Problem requirements.
State the number of lines in the listing that contain "メッセージ". No further words are expected.

Provided data.
--- START ---

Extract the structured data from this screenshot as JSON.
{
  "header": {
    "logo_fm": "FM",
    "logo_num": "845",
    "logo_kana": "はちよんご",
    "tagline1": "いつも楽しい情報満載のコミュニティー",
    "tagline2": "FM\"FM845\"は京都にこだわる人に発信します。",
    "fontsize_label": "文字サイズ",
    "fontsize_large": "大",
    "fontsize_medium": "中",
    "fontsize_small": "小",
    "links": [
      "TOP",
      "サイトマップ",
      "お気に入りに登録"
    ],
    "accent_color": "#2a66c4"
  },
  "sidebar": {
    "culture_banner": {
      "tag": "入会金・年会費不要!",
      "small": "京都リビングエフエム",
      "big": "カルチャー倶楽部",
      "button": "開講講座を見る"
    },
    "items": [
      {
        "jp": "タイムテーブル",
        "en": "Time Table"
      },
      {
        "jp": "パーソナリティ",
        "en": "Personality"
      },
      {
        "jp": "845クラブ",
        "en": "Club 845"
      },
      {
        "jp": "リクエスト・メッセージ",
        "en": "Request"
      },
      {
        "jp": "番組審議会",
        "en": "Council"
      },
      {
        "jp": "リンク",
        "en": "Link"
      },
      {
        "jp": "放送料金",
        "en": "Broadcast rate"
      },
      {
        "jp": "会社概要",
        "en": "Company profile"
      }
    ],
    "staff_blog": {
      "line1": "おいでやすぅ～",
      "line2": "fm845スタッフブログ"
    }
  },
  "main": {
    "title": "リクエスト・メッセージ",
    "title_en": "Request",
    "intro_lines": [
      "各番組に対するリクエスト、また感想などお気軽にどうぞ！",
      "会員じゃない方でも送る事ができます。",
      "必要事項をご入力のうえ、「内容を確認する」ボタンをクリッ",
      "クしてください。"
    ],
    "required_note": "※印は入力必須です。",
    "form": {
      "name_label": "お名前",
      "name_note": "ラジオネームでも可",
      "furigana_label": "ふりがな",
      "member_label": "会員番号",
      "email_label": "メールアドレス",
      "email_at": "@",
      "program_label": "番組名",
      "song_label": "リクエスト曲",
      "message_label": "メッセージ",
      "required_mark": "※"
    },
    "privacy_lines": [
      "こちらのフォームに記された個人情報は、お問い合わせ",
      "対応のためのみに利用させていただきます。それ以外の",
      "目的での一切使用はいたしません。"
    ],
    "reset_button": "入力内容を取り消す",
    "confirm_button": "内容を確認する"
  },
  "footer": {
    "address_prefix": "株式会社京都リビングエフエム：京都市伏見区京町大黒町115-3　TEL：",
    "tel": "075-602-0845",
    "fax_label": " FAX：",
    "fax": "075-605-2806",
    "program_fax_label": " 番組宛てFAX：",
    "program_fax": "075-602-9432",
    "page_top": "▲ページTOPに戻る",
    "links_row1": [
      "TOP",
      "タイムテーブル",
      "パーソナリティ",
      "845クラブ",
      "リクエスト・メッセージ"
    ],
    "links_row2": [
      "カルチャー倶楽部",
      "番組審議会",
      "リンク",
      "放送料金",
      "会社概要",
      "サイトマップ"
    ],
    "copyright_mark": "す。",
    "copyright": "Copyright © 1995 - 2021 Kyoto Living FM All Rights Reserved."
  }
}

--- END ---

Solution.
4